Neutrinos, on the other hand, are electrically neutral, which means they are unaffected by magnetic fields, traveling in a straight line from their origins to Earth

This makes them (relatively) straightforward to track. Plus, we haven't seen a neutrino from the sun emit neutrinos anywhere near this energy level.

Scientists perform first ever Color X-ray on a human patient

Scientists perform first ever Color X-ray on a human patient

Is that an Audemars Piguet Royal oak?

Nah, that's a Timex.

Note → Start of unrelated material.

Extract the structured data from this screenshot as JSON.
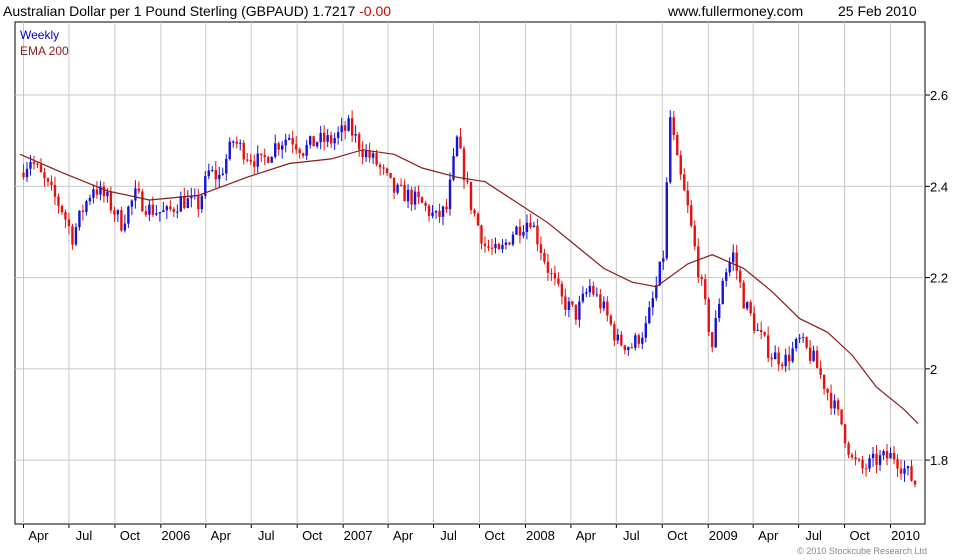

Someone tell me I'm stupid, but - isn't this just detecting energy spectrum to determine the wave length at a certain point (depending on resolution), and then applying an (empirically found) scalar to whatever that number is to convert it to the visible light spectrum and then using that as your image? I guess what i'm saying is that it basically is the same thing, except adding steps to make it pretty? Or that the impressive part would be how good the resolution is, not really the fact that it is in color.

Totally interesting and eye catching nonetheless though, good on them!

The point seems to be spectral discrimination in the x-ray spectrum, not necessarily that you can render it in color. If different tissues have different spectral characteristics in the x-ray band then getting more than one x-ray “color” measurement can potentially give you physiologically relevant information.

Try one of these subthreads